Boom Jennies: Mischief

The Boom Jenies

Genre: Comedy




Low Down

A couple of dirty words for you, the type that you never mention in polite company, and certainly not in comedy circles, for fear of being cast aside as something dull and grey. The words are ‘likeable’ and ‘nice’. We try to avoid them as descriptive terms, since they suggest boring and not sexy. Blowing those conceptions out of the water are the Boom Jennies, who are likeable, nice, – and very, very funny.  In fact, you’ll have a tough time finding a hit rate of more laughs per minute in a show this month. 


While the material is great, it’s sheer force of personality that will win you over – they’ve got great chemistry with each other, and the crowd, and it’s likely that each audience will go away thinking they’ve found their new best friends. It’s true that they bribe us with sweets beforehand, but the entire hour feels like it’s jacked up on high grade Haribo.

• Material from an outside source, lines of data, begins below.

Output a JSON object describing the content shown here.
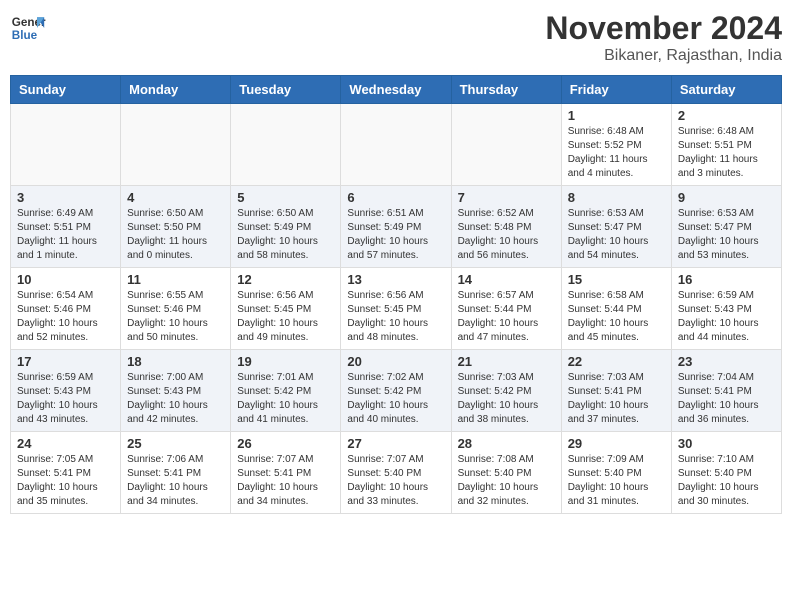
{
  "header": {
    "logo": {
      "line1": "General",
      "line2": "Blue"
    },
    "title": "November 2024",
    "subtitle": "Bikaner, Rajasthan, India"
  },
  "calendar": {
    "days_of_week": [
      "Sunday",
      "Monday",
      "Tuesday",
      "Wednesday",
      "Thursday",
      "Friday",
      "Saturday"
    ],
    "weeks": [
      [
        {
          "day": "",
          "info": ""
        },
        {
          "day": "",
          "info": ""
        },
        {
          "day": "",
          "info": ""
        },
        {
          "day": "",
          "info": ""
        },
        {
          "day": "",
          "info": ""
        },
        {
          "day": "1",
          "info": "Sunrise: 6:48 AM\nSunset: 5:52 PM\nDaylight: 11 hours\nand 4 minutes."
        },
        {
          "day": "2",
          "info": "Sunrise: 6:48 AM\nSunset: 5:51 PM\nDaylight: 11 hours\nand 3 minutes."
        }
      ],
      [
        {
          "day": "3",
          "info": "Sunrise: 6:49 AM\nSunset: 5:51 PM\nDaylight: 11 hours\nand 1 minute."
        },
        {
          "day": "4",
          "info": "Sunrise: 6:50 AM\nSunset: 5:50 PM\nDaylight: 11 hours\nand 0 minutes."
        },
        {
          "day": "5",
          "info": "Sunrise: 6:50 AM\nSunset: 5:49 PM\nDaylight: 10 hours\nand 58 minutes."
        },
        {
          "day": "6",
          "info": "Sunrise: 6:51 AM\nSunset: 5:49 PM\nDaylight: 10 hours\nand 57 minutes."
        },
        {
          "day": "7",
          "info": "Sunrise: 6:52 AM\nSunset: 5:48 PM\nDaylight: 10 hours\nand 56 minutes."
        },
        {
          "day": "8",
          "info": "Sunrise: 6:53 AM\nSunset: 5:47 PM\nDaylight: 10 hours\nand 54 minutes."
        },
        {
          "day": "9",
          "info": "Sunrise: 6:53 AM\nSunset: 5:47 PM\nDaylight: 10 hours\nand 53 minutes."
        }
      ],
      [
        {
          "day": "10",
          "info": "Sunrise: 6:54 AM\nSunset: 5:46 PM\nDaylight: 10 hours\nand 52 minutes."
        },
        {
          "day": "11",
          "info": "Sunrise: 6:55 AM\nSunset: 5:46 PM\nDaylight: 10 hours\nand 50 minutes."
        },
        {
          "day": "12",
          "info": "Sunrise: 6:56 AM\nSunset: 5:45 PM\nDaylight: 10 hours\nand 49 minutes."
        },
        {
          "day": "13",
          "info": "Sunrise: 6:56 AM\nSunset: 5:45 PM\nDaylight: 10 hours\nand 48 minutes."
        },
        {
          "day": "14",
          "info": "Sunrise: 6:57 AM\nSunset: 5:44 PM\nDaylight: 10 hours\nand 47 minutes."
        },
        {
          "day": "15",
          "info": "Sunrise: 6:58 AM\nSunset: 5:44 PM\nDaylight: 10 hours\nand 45 minutes."
        },
        {
          "day": "16",
          "info": "Sunrise: 6:59 AM\nSunset: 5:43 PM\nDaylight: 10 hours\nand 44 minutes."
        }
      ],
      [
        {
          "day": "17",
          "info": "Sunrise: 6:59 AM\nSunset: 5:43 PM\nDaylight: 10 hours\nand 43 minutes."
        },
        {
          "day": "18",
          "info": "Sunrise: 7:00 AM\nSunset: 5:43 PM\nDaylight: 10 hours\nand 42 minutes."
        },
        {
          "day": "19",
          "info": "Sunrise: 7:01 AM\nSunset: 5:42 PM\nDaylight: 10 hours\nand 41 minutes."
        },
        {
          "day": "20",
          "info": "Sunrise: 7:02 AM\nSunset: 5:42 PM\nDaylight: 10 hours\nand 40 minutes."
        },
        {
          "day": "21",
          "info": "Sunrise: 7:03 AM\nSunset: 5:42 PM\nDaylight: 10 hours\nand 38 minutes."
        },
        {
          "day": "22",
          "info": "Sunrise: 7:03 AM\nSunset: 5:41 PM\nDaylight: 10 hours\nand 37 minutes."
        },
        {
          "day": "23",
          "info": "Sunrise: 7:04 AM\nSunset: 5:41 PM\nDaylight: 10 hours\nand 36 minutes."
        }
      ],
      [
        {
          "day": "24",
          "info": "Sunrise: 7:05 AM\nSunset: 5:41 PM\nDaylight: 10 hours\nand 35 minutes."
        },
        {
          "day": "25",
          "info": "Sunrise: 7:06 AM\nSunset: 5:41 PM\nDaylight: 10 hours\nand 34 minutes."
        },
        {
          "day": "26",
          "info": "Sunrise: 7:07 AM\nSunset: 5:41 PM\nDaylight: 10 hours\nand 34 minutes."
        },
        {
          "day": "27",
          "info": "Sunrise: 7:07 AM\nSunset: 5:40 PM\nDaylight: 10 hours\nand 33 minutes."
        },
        {
          "day": "28",
          "info": "Sunrise: 7:08 AM\nSunset: 5:40 PM\nDaylight: 10 hours\nand 32 minutes."
        },
        {
          "day": "29",
          "info": "Sunrise: 7:09 AM\nSunset: 5:40 PM\nDaylight: 10 hours\nand 31 minutes."
        },
        {
          "day": "30",
          "info": "Sunrise: 7:10 AM\nSunset: 5:40 PM\nDaylight: 10 hours\nand 30 minutes."
        }
      ]
    ]
  }
}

It would be misleading to state that there’s a great deal of physical comedy, but they all use physicality very well: a sketch featuring yummy mummies on the school run elicits honks of delighted recognition without so much as a costume change. Or, indeed, a single word spoken. There’s a plethora of great sketches, from the vaguely topical (addressing the issue that ‘that’ book that we’ve all seen, because it’s been read on surprisingly few kindles this year) to a very good joke involving passive-aggressive flatmates.
There’s a whisper of some familiar sketches for returning audiences, but most of this show is brand new, beam-making stuff, all delivered by great onstage personalities – all very likeable and engaging, and it’s tempting to think of them as extensions of the girls themselves. While different, all of them give a wide-eyed, open mouthed breathlessness of being young women slightly out of their depth and not quite cool enough to hang with the rest of the crowd – although, nominally, Catriona Knox gives the impression of being marginally more arch and Head Girl, while both the others – Lizzie Bates and Anna Emerson – deliver the naughty glee of those finally allowed to stay up smoking and swearing with the big girls.
It’s a rare and precious group that mix smart and silly, but the BJs deliver in spades. ‘Mischief’ is an excellent name for this cute and infectious show. It’s possible that you might try not liking the Jennies. But frankly, we don’t see why you’d rob yourself of such joy. It’s a foregone conclusion that a sketch group should make you laugh – thanks to the Jennies, you’re sent out genuinely happy.